So: The University of Texas, National Champions.
Actually, the University of Texas is now the reigning NCAA Divison 1 title holder in Football and Baseball, and for a time early this season the basketball team was ranked #2 in the country. Which makes for a bunch of happy UT alumni and fans. I've been a Texas athletics fan since...since I was born, practically. My father played football at the University of Texas. I grew up in Austin. I have pictures of myself, as a four-year-old boy, posing in front of Big Bertha with a UT cheerleader. Right now, in the CD player in my truck, there's a recording of the Longhorn Band. My sisters got tickets to the Rose Bowl and flew to Pasadena. And, yes, I watched, and cheered myself hoarse, and wore burnt orange to the office the next day.
All that said, the current state of collegiate athletics in this country has taken on a life of its own rather than being an integrated part of the education of our best and brightest. I believe that the availability of athletic challenge--for students, not as a spectator sport--is a significant part of an elite education. And every so often I wonder if being a fan of college athletics means that I’m missing the point.
How many Nobel laureates are teaching at UT? How many volumes in the libraries? Or, if that's too esoteric for you, how about this--who's the current president of the University?
(seven, but only one in Austin; eight million, give or take a few; as of Feb 1st, it's William C. Powers, Jr)
I view the current state of big-time collegiate sports, including those played at my alma maters, as entertainment—something disconnected from the purpose of a university, played by people who are not students in the usual sense of the word. Nothing wrong with entertainment; I’m a big fan of the NFL and of professional baseball at all levels, and I’m learning to be a Spurs fan, here in my first season. But that’s what professional sports are for. Professional football, baseball, and basketball leagues exist in this country for both men and women--multiples of all three, actually.

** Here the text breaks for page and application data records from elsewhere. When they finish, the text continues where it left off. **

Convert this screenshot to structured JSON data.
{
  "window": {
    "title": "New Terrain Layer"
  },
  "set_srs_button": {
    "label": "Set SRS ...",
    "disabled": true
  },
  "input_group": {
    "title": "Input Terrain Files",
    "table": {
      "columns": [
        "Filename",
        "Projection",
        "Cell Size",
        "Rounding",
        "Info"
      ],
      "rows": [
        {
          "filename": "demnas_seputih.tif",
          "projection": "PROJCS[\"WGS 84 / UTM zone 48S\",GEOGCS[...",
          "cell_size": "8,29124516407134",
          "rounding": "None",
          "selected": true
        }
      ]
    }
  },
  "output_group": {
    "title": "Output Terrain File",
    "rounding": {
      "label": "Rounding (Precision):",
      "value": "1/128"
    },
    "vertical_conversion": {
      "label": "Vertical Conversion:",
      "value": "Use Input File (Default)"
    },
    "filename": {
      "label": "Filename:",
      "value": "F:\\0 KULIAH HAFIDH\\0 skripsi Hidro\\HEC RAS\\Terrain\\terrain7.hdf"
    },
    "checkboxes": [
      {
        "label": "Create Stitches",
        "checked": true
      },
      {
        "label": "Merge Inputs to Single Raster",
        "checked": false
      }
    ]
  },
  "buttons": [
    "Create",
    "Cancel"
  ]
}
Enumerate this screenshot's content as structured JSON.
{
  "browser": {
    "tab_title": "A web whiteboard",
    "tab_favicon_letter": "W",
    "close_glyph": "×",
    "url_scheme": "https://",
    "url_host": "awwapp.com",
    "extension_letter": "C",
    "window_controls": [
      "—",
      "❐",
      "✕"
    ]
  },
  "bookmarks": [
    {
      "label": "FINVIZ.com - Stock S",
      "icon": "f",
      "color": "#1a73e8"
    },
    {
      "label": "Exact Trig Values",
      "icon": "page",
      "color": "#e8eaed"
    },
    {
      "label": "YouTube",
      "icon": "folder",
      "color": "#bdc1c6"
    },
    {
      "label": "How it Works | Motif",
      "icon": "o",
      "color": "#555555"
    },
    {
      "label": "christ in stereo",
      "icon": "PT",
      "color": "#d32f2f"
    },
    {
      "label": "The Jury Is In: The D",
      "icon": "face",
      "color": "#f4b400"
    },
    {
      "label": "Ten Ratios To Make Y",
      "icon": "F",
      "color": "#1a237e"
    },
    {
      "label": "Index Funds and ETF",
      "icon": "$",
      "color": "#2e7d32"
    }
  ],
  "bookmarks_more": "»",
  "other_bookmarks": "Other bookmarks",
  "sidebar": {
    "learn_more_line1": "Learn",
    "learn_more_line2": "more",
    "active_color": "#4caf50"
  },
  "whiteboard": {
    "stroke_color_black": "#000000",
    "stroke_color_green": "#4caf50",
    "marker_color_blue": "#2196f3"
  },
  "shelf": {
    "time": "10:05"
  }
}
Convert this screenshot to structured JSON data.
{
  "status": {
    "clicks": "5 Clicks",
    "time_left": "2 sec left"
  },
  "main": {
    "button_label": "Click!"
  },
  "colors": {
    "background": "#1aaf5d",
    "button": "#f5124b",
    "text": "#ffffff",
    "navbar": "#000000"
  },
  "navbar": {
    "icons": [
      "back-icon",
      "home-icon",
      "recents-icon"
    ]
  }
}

One really good reason I can think of to have scholarship athletes is one that I can put a face on. My freshman year roommate in college was a bright, articulate fellow, funny and handsome. And huge. I’m remembering him about 6-4, 275. He played center for the football team, and majored in English. Late at night, I’d be up doing Math and Physics homework, and he was almost always up late, reading glasses on, under the lamp, in the middle of yet another book. He parlayed his size and athletic skill into a university degree and a good education. Sadly, not all scholarship athletes take the same path, getting by with minimal grades and minimal effort in less than meaningful curricula.
Here's the biggest reason for my discomfort: the enormous extent to which alumni of schools, and even non-alumni residents of college towns, identify with collegiate athletics rather than the "sober, fearless pursuit of truth, beauty, and righteousness..." (to quote the language on my undergraduate diploma) is shameful. Many large-school alumni seem to care more for the performance of the current athletic team than they care for each other—at least, to judge from the content of their conversations.
When the most common place for the alumni of America's great places of learning to interact is at the stadium or in front of the TV watching sporting events, and if our conversations never go beyond sports, then we've forfeited our power to change the world.